(warning, major film geekout ahead. If you are not a film geek, just skip this bit)

What surprised me most though, was "Blazing Saddles". Now, I can't tell you how many times I've seen this movie; and to my eye it was always washed out, grainy, and had poor color rendition and shadow detail.

The movie was made in Panavision (2.35:1 anamorphic) and was one of the last true technicolor process movies (it was made in 1973 and released in 74. The last true Technicolor Hollywood movie was Godfather II, released the same year), so it was at the top of the technological heap in quality at the time.

An aside: Technicolor movies, especially the last few years of them (the first years of Process 4 were definitely oversaturated and somewhat cartoonish); had a level of color saturation that was expensive, difficult to achieve and light for, and unfashionable with "modern" filmmakers.

In the late 60s, and through the 70s, filmmakers started using much lower color saturation processes; while at the same time moving to lower quality (and cheaper) film stock. This lead to many of the films of the era having a gritty, washed out look; or a more flat look. This was often (to my mind incorrectly) praised as being more realistic; but really it was desaturation in comparison to what your eyes saw. It wasn't more realistic or accurate; it was just less colorful.

For "Blazing Saddles", Brooks wanted to preserve the look of the classic westerns, the best of which were filmed in cinemascope and technicolor; so he went and filmed anamorphic widescreen with technicolor.

At any rate, the original quality of the film was VERY high; but all of the video and DVD transfers, including the broadcast TV transfer; were just awful. Whoever did the Telecine transfer on the original home video releases should be killed. Painfully.

For the HD-DVD transfer, the studio went back to the original film stock (I'd presume the proof edit prints), and really spent the money on getting a true and rich transfer. I've seen a hell of a lot of technicolor movies in my lifetime, and none of them, displayed in any medium, have looked as good as this movie did on just my SDTV.

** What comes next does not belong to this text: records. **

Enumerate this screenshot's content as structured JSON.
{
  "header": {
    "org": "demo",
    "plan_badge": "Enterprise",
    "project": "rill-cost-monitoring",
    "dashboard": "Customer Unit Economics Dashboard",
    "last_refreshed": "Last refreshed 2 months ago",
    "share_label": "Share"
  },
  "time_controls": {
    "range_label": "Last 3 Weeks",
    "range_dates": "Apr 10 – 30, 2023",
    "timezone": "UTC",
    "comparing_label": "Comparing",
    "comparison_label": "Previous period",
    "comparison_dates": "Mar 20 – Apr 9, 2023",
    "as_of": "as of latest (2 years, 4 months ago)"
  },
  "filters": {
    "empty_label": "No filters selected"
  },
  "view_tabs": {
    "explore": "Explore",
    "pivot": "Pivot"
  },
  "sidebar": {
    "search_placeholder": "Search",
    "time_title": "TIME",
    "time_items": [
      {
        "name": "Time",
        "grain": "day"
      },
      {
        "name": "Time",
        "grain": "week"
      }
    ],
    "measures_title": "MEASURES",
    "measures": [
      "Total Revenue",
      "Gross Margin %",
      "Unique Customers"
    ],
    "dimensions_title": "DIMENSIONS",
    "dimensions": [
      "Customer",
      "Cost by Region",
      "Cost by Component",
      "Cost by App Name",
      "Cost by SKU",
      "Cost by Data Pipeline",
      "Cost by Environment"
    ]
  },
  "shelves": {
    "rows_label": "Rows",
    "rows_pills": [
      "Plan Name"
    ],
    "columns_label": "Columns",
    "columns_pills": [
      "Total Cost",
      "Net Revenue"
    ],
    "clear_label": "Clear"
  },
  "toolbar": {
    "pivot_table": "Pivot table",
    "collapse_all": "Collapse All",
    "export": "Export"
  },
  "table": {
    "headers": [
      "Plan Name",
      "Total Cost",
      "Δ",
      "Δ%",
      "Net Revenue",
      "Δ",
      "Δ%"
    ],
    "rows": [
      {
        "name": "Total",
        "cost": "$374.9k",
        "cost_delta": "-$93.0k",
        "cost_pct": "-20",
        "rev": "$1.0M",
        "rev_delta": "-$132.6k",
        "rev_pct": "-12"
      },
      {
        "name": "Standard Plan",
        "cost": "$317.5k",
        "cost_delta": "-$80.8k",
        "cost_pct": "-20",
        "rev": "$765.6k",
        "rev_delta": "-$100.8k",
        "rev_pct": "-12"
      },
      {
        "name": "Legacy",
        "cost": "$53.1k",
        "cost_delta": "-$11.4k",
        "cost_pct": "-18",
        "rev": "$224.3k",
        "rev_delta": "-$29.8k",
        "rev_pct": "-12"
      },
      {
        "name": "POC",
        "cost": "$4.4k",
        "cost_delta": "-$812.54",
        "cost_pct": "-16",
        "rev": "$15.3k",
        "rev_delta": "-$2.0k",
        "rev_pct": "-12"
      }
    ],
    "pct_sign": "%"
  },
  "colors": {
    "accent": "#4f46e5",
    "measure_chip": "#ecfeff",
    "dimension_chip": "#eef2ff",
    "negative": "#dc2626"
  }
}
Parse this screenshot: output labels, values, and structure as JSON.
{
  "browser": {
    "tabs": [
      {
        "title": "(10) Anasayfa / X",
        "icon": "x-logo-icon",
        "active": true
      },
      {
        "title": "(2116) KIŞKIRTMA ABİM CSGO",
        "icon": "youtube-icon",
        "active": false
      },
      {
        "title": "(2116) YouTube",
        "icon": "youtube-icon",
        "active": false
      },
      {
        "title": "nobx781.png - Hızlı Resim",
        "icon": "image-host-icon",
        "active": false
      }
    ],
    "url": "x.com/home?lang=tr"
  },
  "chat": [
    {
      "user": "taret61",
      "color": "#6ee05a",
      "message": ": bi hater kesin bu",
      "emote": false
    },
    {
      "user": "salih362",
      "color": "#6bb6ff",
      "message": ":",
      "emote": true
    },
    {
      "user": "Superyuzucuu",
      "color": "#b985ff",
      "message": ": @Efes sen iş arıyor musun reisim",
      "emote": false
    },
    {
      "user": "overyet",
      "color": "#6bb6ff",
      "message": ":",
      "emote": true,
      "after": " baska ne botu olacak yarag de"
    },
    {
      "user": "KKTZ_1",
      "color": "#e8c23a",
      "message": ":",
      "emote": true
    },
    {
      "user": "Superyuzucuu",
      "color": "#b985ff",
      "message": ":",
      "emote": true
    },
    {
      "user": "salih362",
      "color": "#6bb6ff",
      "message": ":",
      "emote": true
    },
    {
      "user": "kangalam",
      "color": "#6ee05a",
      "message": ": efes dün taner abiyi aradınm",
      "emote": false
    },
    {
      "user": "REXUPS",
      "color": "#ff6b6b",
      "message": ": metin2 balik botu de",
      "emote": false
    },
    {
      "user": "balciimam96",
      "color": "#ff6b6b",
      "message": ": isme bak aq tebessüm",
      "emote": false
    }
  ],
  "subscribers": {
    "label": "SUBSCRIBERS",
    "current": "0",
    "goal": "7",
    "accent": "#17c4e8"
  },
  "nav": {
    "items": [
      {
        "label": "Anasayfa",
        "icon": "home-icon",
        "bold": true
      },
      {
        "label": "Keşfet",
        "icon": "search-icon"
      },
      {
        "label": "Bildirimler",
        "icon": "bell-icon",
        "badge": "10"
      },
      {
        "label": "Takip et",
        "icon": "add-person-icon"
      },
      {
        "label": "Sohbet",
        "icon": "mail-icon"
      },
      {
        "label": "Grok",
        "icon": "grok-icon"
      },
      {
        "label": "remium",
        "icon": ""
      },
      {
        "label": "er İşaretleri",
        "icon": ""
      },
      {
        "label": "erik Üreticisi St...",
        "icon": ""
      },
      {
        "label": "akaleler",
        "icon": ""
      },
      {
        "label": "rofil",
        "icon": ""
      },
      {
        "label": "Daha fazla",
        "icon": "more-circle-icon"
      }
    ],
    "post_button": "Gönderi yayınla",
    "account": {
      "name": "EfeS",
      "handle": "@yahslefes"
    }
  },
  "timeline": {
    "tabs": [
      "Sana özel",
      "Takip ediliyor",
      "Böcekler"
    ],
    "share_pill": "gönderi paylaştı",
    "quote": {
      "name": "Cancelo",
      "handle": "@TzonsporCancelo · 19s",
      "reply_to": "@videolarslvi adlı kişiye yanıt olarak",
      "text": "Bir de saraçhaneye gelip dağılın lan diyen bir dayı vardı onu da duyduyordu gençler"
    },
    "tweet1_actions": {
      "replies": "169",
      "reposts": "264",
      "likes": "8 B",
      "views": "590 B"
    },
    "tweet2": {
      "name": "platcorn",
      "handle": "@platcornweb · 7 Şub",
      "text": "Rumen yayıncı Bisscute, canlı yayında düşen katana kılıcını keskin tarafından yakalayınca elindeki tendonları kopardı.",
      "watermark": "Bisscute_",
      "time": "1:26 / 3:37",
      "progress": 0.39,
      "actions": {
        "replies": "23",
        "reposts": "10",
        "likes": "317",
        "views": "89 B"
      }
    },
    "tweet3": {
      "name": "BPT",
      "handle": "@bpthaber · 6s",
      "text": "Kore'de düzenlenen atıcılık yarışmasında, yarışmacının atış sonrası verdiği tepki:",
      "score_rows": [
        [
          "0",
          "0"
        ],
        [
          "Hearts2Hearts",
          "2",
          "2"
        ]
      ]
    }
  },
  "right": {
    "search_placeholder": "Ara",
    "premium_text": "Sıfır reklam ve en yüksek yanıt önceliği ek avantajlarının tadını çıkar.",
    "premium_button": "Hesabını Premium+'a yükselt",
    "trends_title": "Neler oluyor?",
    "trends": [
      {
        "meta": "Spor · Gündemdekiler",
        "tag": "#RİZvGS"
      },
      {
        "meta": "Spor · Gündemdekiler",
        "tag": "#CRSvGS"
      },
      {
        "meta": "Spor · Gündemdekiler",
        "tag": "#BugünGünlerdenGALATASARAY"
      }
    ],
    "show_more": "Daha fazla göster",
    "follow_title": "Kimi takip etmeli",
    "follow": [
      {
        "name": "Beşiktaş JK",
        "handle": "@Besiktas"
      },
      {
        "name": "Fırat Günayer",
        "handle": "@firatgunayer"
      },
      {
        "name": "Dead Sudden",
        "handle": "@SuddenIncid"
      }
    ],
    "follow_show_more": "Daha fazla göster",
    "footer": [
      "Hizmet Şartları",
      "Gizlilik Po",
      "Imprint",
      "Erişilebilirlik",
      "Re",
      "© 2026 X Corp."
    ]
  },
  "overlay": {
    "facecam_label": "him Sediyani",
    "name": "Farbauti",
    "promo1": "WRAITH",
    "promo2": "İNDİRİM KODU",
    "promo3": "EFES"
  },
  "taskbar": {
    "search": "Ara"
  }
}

Typical Technicolor transfers to video look cartoonish, or plasticy, and "fake"; and they tend to have color bleeding, or washout, or just generally poor detail. Often, DVDs simply used the original VHS Telecine transfers, which not only didn't help, in some cases it actually made the problem worse; because a higher quality display of a lower quality image looks even worse than it did before; and pulldown and color palette issues are made worse in the format transfer.

This transfer just POPPED off the screen. It looked gorgeous, and rich, and saturated; without any bleedthrough, halos, artifacts, or any loss of detail that I could perceive.

After seeing this, I need to go and buy a whole bunch of old movies on HD-DVD. The digital to digital transfers of movies like 300 of course look incredible (I really can't wait for the LOTR trilogy to come out in HD), but on the old movies, that I've only been able to see on standard definition television screens with unknown quality Telecine transfers... Well, it really will be a whole new world for those movies.

HD really lets you see the film the way the director and cinematographer saw it, as they were shooting and editing it; and there are so many great classic movies that will be almost a whole new experience with the improved visuals.

I can't wait to see what Audrey Hepburn REALLY looks like.